More Information;
Read why I choose raw milk for my family, Three Facts You Should Know About Raw Milk

7. Meat and Poultry

Factory farmed meat, eggs, and dairy products are widely available in the supermarket. These products are nutritionally inferior and cause health and environmental issues.

Eatwild.com is one of the best sources for finding grass-fed and pastured beef, lamb, goats, bison, poultry, pork, and dairy.  This site will link you to local farms (it lists more than 1,300 pasture-based farms) or farms that ship for those that can’t find a local source. Eatwild.com is also a valuable source for science based information on the benefits of grass-fed animals. Read Grass-Fed Basics, by Jo Robinson, on the eatwild.com site for a good overview.

Kosher sources for ethical kosher meat are much harder to find. Though kosher meat must be slaughtered according to strict rabbinic laws, these laws do not cover the humane treatment of the animal in a sustainable system. Sources for local grass-fed kosher meat are almost non-existent outside the New York area. The Jew and the Carrot Blog has a list of resources for finding ethical kosher meat. Kol Foods is the only company shipping nationwide at this time.

More Information:
Why Sustainable Kosher Meat is Hard to Find - an interview with Naf Hanau, ritual slaughterer and butcher
Health Benefits of Grassfed Meat at TenderGrassfedMeat.com. This site is a great resource for recipes and tips on cooking with grassfed meat.

8. Personal Care Products

EWG Cosmetics Guide

Daily exposure to chemicals in our personal care products creates a toxic load in our bodies. You now have the resources to find the best quality foods, but don’t forget that what you put on your body is just as important to your health as what you put in your body.

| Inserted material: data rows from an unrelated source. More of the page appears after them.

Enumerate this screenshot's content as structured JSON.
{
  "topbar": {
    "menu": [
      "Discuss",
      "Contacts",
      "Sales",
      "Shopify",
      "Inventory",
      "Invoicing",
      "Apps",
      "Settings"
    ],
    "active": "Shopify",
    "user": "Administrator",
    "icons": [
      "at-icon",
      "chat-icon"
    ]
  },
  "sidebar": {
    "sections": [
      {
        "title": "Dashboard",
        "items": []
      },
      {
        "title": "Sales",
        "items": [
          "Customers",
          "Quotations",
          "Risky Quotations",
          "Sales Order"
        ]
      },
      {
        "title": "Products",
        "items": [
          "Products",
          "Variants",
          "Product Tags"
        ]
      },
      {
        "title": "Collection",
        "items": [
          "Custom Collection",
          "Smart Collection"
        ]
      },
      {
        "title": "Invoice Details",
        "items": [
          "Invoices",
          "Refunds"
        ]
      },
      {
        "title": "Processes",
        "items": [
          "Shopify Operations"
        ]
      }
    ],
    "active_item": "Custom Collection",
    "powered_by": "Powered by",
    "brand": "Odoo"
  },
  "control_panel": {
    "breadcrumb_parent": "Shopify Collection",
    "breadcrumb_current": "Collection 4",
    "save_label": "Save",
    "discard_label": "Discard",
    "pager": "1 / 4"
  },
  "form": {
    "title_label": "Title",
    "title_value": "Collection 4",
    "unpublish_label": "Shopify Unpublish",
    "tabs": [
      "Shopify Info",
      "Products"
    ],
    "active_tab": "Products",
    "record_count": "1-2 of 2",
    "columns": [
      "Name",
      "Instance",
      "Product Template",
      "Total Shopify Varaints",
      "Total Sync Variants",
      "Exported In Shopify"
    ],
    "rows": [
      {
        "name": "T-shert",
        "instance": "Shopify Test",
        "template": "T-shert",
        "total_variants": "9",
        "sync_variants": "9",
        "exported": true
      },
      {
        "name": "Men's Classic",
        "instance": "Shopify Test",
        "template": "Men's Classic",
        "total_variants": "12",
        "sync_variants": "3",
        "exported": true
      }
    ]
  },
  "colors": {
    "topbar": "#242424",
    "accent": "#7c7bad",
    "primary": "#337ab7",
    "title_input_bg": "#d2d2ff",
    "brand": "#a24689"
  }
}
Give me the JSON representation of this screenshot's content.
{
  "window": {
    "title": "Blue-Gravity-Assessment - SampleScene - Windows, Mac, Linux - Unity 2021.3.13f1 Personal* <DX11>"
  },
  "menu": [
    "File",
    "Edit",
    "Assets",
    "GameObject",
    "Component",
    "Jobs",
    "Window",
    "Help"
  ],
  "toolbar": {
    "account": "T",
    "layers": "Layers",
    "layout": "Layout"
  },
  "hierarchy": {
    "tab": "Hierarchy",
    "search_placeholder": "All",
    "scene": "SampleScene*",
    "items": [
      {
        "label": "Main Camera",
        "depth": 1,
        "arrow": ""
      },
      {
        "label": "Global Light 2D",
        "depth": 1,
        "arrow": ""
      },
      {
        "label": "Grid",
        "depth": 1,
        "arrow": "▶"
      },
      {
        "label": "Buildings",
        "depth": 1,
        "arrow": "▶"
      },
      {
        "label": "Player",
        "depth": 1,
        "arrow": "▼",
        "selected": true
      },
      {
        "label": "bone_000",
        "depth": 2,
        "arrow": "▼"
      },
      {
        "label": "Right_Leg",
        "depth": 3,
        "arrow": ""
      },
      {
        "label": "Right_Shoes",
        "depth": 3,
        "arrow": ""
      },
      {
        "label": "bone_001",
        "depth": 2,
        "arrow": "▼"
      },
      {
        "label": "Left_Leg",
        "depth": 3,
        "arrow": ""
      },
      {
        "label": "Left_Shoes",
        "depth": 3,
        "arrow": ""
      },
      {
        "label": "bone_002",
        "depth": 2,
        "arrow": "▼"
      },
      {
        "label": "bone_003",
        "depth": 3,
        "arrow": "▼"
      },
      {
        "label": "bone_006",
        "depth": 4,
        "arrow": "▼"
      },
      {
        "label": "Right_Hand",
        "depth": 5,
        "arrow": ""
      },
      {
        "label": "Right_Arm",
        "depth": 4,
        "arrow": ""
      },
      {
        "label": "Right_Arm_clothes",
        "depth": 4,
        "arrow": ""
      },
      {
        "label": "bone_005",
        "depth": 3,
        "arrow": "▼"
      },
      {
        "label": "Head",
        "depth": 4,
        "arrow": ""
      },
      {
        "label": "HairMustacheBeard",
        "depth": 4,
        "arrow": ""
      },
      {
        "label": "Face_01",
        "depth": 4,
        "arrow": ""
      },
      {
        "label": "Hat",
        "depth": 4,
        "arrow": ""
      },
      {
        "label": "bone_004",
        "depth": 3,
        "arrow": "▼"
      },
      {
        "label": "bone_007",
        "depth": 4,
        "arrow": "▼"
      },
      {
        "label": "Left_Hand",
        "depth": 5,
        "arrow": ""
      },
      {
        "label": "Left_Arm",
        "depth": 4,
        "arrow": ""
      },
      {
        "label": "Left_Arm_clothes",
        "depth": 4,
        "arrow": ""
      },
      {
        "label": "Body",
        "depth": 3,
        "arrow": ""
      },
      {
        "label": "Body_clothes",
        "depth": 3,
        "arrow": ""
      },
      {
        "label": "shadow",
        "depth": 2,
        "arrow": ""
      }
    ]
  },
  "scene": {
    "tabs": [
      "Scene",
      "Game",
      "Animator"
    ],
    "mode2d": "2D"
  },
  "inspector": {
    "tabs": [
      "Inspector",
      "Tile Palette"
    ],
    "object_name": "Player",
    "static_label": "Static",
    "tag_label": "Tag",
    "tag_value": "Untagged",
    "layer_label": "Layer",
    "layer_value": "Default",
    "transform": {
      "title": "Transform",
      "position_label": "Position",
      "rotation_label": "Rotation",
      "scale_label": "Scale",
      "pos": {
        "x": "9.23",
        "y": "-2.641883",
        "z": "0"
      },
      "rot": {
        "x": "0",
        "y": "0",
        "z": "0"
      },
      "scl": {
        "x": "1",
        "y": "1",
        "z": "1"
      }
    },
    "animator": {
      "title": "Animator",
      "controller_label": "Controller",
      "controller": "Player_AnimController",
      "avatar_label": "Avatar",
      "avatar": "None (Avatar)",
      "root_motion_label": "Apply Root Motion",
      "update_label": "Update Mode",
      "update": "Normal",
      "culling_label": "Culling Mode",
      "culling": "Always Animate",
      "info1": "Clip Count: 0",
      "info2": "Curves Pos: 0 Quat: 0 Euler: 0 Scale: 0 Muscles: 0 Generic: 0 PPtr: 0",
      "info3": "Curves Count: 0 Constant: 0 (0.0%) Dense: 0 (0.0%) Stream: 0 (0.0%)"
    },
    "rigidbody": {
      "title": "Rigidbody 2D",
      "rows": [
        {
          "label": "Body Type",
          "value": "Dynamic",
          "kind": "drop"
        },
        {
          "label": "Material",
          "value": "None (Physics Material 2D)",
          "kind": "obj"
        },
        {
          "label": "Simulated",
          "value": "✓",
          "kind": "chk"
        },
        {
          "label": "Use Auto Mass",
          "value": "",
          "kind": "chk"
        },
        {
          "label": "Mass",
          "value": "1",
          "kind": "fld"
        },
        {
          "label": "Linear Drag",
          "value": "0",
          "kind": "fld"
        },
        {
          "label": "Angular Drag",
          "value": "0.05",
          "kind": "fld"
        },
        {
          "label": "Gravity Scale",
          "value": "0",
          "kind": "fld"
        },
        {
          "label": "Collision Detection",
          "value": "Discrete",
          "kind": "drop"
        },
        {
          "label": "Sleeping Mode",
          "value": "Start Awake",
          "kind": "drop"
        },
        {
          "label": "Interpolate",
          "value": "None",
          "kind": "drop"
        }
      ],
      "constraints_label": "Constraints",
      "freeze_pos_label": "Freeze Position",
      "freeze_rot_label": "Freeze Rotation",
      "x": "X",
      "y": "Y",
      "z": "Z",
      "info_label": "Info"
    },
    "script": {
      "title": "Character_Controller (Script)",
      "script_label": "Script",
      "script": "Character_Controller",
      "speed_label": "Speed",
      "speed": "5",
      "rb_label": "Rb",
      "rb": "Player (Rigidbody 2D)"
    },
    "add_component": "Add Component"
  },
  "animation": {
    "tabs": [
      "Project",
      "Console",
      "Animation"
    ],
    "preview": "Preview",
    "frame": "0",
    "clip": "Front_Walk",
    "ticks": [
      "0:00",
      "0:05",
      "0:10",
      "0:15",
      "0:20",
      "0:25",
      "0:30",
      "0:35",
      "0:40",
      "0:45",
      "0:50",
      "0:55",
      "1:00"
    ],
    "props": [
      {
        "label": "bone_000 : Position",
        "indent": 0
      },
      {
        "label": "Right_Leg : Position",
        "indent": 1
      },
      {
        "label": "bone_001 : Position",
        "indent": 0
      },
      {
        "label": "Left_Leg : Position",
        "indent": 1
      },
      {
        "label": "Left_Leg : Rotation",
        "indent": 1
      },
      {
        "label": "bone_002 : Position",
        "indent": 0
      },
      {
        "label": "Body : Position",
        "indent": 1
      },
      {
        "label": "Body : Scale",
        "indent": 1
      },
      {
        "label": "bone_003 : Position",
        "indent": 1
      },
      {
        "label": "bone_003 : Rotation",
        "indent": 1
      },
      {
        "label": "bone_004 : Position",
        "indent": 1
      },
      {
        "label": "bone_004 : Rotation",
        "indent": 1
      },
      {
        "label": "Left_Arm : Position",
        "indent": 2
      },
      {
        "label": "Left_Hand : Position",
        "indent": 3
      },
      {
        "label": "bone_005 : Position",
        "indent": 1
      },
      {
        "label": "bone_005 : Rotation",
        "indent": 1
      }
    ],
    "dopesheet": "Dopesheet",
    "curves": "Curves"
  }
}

The Environmental Working Group’s (EWG) Skin Deep is an amazing database of safety ratings for almost 64,000 products on the market. You can search by category (makeup, skin, hair, eyes, nails, babies, oral care, and sun protection) or search by a particular product to find out if the ingredients are harmful and look for the safest alternative. The Shopper’s Guide to Safe Cosmetics offers a brief overview of list of ingredients to avoid in everyday products. The What Not To Buy List is EWG’s top recommendations for the most harmful ingredients to avoid.

More Information:
Ready why you should be consuming a high fat diet to give your body the nutrition it needs to handle environmental toxins at The Healthy Home Economist,  Animal Fats as a Source of Toxins?

Do you have other resources to share for finding non-toxic products and clean food?

This post is linked to The Healthy Home Economist | Monday Mania, Frugality and Crunchiness with Christy | Hearth and Soul Hop, A Little Bit of Spain in Iowa | Simple Lives Thursday, and Food Renegade | Fight Back Friday.

"PAID ENDORSEMENT DISCLOSURE: In order for me to support my blogging activities, I may receive monetary compensation or other types of remuneration for my endorsement, recommendation, testimonial and/or link to any products or services from this blog." I only endorse products that align with the ideals of Real Food Kosher and that I believe would be of value to my readers.

Comments

  1. says

    Thanks for sharing these resources! So many of the terms are loosely used it is nice to have a list of brands that can be recommended!

Trackbacks

Leave a Reply

Your email address will not be published. Required fields are marked *

CommentLuv badge